I attended an interesting satellite session on Monday on the decline in HIV prevalence in Zimbabwe. The speakers attempted to address whether the decline in prevalence was due to natural dynamics (e.g. mortality or migration) and if not, was there evidence available to suggest that changes in risk behavior affected the epidemic.

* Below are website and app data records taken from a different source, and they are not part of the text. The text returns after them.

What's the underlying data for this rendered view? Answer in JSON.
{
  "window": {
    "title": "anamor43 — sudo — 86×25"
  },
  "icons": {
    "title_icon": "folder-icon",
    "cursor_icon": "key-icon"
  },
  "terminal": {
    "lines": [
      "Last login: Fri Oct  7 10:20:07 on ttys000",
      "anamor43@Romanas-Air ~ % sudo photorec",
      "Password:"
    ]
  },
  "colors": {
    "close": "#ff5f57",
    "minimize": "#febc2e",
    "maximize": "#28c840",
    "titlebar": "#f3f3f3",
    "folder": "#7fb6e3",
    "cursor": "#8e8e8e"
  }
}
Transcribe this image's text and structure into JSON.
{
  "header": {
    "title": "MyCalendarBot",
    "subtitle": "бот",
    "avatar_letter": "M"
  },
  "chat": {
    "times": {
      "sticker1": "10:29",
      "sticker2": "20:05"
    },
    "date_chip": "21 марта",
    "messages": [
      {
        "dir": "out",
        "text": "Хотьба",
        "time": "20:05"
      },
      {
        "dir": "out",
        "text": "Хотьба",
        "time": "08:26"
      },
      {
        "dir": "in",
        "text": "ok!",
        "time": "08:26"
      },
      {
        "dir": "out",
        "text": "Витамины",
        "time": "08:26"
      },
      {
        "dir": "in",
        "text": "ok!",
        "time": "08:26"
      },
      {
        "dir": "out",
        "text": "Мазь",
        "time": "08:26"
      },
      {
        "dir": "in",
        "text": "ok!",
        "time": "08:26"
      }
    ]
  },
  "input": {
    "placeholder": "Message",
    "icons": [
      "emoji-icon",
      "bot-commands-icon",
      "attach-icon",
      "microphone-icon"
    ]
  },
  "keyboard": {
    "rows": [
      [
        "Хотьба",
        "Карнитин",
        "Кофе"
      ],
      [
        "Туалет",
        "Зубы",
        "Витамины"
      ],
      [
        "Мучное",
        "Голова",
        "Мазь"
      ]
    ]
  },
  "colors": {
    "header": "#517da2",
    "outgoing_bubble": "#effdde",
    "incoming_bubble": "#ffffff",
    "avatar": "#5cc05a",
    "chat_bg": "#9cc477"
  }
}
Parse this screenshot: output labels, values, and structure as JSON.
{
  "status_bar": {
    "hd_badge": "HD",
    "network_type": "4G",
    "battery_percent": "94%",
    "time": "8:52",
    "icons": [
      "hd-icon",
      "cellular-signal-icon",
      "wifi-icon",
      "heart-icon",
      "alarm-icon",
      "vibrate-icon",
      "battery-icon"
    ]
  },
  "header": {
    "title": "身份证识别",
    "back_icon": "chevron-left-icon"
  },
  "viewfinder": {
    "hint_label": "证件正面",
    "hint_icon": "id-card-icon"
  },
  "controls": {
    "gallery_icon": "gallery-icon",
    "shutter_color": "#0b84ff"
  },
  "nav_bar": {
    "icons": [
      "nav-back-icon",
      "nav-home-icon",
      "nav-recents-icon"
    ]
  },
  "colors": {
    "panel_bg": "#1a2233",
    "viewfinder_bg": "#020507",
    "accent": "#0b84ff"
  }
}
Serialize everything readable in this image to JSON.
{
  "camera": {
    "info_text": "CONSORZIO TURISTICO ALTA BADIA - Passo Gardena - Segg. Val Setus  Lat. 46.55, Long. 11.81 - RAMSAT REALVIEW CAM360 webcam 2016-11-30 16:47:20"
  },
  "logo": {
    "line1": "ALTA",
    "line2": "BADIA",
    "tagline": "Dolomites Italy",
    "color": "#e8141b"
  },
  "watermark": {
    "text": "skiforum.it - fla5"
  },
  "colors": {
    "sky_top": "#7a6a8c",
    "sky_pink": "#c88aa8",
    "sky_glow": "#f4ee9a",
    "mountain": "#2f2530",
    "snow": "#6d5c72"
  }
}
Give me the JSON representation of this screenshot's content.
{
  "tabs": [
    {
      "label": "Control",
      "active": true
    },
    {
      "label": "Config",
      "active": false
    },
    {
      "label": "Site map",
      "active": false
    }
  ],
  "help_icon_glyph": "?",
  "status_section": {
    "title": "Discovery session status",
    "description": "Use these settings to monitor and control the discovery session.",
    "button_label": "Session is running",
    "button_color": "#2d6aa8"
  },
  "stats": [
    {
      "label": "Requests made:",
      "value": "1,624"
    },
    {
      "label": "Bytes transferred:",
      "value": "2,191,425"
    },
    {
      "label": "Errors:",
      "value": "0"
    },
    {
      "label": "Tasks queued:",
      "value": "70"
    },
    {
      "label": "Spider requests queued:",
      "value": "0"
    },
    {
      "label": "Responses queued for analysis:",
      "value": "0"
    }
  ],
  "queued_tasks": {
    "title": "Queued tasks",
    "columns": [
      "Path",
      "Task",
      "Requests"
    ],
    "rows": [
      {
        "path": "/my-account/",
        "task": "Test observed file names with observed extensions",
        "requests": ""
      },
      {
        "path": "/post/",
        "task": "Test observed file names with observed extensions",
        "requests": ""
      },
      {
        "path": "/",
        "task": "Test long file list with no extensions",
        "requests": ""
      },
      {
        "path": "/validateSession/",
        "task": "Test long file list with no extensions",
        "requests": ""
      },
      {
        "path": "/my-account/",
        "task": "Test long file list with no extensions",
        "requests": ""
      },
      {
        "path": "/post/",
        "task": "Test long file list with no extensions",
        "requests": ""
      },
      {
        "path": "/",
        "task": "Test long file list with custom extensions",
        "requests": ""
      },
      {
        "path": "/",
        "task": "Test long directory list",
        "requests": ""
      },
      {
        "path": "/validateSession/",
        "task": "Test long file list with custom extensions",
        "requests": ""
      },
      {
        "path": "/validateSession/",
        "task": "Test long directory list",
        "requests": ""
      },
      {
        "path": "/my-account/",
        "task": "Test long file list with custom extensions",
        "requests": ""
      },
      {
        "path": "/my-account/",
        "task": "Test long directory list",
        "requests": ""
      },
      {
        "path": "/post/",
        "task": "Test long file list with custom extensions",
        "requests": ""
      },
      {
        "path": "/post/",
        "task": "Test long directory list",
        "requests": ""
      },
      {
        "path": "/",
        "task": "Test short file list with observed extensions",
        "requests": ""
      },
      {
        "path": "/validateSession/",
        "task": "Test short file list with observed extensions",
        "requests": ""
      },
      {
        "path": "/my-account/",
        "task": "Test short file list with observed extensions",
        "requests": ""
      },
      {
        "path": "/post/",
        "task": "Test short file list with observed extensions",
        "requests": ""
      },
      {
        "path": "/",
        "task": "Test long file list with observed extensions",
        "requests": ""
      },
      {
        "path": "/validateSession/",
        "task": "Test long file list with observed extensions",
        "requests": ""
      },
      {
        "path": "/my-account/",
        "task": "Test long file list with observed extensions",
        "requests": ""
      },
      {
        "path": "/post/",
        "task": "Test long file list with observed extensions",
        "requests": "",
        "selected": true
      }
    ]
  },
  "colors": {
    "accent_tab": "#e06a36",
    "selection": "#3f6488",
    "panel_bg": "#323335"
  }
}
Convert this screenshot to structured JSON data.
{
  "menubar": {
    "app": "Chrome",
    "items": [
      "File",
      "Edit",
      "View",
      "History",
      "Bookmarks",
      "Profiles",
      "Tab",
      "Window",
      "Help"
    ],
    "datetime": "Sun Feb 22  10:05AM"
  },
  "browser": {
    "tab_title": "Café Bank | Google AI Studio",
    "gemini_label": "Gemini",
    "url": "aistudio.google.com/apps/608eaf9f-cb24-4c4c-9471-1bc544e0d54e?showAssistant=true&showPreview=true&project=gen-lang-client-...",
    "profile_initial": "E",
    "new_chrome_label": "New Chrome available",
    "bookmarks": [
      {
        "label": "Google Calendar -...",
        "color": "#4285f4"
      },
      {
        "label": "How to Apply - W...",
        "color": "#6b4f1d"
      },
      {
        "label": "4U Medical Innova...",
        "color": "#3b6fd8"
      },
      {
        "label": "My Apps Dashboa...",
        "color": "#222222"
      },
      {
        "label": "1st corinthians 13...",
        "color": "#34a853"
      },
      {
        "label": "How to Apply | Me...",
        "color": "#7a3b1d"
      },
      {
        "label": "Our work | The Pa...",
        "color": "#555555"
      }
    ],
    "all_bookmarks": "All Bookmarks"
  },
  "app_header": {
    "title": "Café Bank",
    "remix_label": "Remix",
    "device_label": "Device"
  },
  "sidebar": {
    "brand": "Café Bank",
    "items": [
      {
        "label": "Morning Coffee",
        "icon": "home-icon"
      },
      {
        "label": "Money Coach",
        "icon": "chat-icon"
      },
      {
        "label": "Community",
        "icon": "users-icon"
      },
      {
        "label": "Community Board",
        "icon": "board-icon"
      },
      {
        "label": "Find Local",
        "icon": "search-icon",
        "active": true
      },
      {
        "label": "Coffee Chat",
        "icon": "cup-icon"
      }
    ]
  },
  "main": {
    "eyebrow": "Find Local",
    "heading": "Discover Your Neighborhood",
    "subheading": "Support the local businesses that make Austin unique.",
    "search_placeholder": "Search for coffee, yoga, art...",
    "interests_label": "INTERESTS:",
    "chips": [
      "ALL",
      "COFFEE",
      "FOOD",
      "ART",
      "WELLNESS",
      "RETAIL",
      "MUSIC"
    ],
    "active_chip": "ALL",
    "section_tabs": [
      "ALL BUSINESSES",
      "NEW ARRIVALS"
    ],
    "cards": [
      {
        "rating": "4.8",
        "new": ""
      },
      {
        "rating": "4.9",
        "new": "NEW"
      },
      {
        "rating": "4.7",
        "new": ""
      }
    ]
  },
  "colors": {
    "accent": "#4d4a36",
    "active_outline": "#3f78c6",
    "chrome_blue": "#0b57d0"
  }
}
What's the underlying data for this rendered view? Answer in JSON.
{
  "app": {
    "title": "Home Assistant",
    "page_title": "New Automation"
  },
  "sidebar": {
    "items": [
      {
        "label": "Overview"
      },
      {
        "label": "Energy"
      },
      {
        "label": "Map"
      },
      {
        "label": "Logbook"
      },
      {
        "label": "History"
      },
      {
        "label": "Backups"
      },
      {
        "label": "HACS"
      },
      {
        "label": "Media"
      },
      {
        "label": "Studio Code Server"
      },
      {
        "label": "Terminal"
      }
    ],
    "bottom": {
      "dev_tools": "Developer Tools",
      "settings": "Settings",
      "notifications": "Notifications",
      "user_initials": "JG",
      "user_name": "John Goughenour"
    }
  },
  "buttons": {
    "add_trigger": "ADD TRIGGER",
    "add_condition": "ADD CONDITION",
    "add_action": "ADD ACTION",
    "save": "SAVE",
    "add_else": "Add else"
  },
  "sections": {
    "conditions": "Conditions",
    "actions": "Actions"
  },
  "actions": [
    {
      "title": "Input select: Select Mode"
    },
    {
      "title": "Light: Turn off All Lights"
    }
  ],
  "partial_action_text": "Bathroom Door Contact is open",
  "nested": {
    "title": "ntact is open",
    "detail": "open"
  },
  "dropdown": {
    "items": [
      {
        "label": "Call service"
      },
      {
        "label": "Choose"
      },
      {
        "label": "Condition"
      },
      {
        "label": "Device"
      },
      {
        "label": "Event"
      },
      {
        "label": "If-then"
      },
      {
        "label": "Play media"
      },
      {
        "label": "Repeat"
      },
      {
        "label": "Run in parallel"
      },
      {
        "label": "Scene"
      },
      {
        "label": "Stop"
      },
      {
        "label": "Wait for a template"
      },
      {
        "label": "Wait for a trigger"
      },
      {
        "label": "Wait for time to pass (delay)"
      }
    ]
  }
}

Unfortunately, the available data would not allow the speakers to demonstrate a causal relationship, so they:
- used mathematical modeling to demonstrate that mortality and migration would not have been sufficient to cause the magnitude and timing of the decline;
- stated that if behavior change impacted HIV prevalence starting in 2004 then behaviors would have had to change at some point during 1999-2003;
- analyzed quantitative behavior to identify behavioral changes during 1999-2003 and used qualitative research tools to assess what was happening programmatically in the early 1990s compared to 1999 compared to today.
They found that a reduction in numbers of partners, changes in social norms and the economic situation, which drove some people into sex work, but for most men made sex work too expensive may have contributed to the decline. An increase in condom use with non-regular partners was also observed during the key time period. Furthermore, although no single program stood out, a combination of awareness programs, more widespread condom distribution, and the increased availability of HIV services may have changed people's attitudes about HIV. In addition, personal experience with mortaility and a fear of HIV also may have played a role. Again, though they can't attribute causality, the evidence indicates that the decline in HIV prevalence in Zimbabwe was due to a reduction in risky sexual behavior.